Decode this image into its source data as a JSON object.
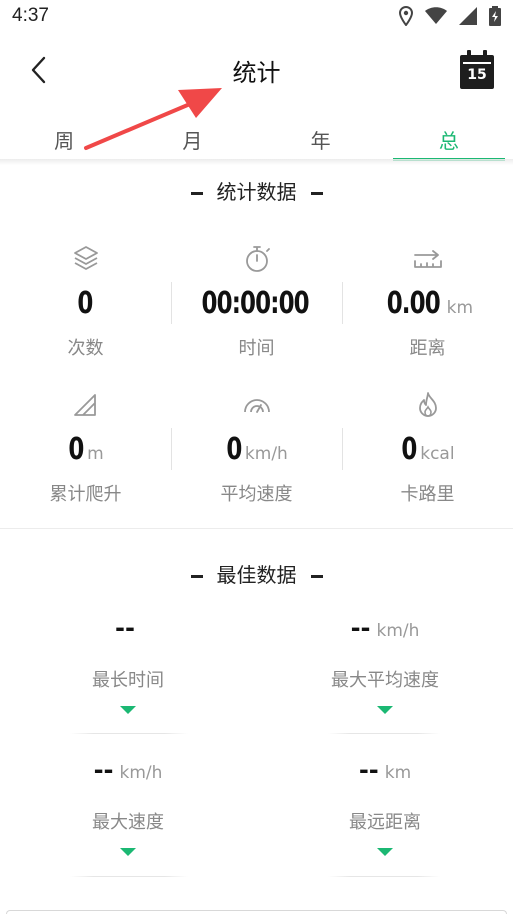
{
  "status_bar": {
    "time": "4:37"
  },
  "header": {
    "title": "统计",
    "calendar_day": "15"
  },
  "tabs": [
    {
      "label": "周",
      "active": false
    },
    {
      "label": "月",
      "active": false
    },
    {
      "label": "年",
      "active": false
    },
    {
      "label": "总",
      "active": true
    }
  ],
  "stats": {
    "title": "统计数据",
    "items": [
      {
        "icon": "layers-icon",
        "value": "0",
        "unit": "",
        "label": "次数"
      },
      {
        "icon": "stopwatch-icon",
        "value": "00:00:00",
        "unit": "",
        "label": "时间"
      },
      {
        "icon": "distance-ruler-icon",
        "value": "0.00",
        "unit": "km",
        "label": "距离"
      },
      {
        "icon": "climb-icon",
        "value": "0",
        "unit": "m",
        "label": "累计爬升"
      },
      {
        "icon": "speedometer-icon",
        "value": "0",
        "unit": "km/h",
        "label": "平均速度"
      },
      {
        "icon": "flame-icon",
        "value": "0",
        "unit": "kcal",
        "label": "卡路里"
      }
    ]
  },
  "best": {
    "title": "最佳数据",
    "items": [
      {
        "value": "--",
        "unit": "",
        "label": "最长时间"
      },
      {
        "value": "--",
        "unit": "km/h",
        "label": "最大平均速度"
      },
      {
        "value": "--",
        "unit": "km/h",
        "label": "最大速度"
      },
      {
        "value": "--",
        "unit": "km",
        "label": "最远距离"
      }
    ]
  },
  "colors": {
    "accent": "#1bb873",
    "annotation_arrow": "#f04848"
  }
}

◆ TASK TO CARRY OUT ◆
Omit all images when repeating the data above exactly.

◆ RESULT BELOW ◆
Decode this image into its source data as a JSON object.
{
  "status_bar": {
    "time": "4:37"
  },
  "header": {
    "title": "统计",
    "calendar_day": "15"
  },
  "tabs": [
    {
      "label": "周",
      "active": false
    },
    {
      "label": "月",
      "active": false
    },
    {
      "label": "年",
      "active": false
    },
    {
      "label": "总",
      "active": true
    }
  ],
  "stats": {
    "title": "统计数据",
    "items": [
      {
        "icon": "layers-icon",
        "value": "0",
        "unit": "",
        "label": "次数"
      },
      {
        "icon": "stopwatch-icon",
        "value": "00:00:00",
        "unit": "",
        "label": "时间"
      },
      {
        "icon": "distance-ruler-icon",
        "value": "0.00",
        "unit": "km",
        "label": "距离"
      },
      {
        "icon": "climb-icon",
        "value": "0",
        "unit": "m",
        "label": "累计爬升"
      },
      {
        "icon": "speedometer-icon",
        "value": "0",
        "unit": "km/h",
        "label": "平均速度"
      },
      {
        "icon": "flame-icon",
        "value": "0",
        "unit": "kcal",
        "label": "卡路里"
      }
    ]
  },
  "best": {
    "title": "最佳数据",
    "items": [
      {
        "value": "--",
        "unit": "",
        "label": "最长时间"
      },
      {
        "value": "--",
        "unit": "km/h",
        "label": "最大平均速度"
      },
      {
        "value": "--",
        "unit": "km/h",
        "label": "最大速度"
      },
      {
        "value": "--",
        "unit": "km",
        "label": "最远距离"
      }
    ]
  },
  "colors": {
    "accent": "#1bb873",
    "annotation_arrow": "#f04848"
  }
}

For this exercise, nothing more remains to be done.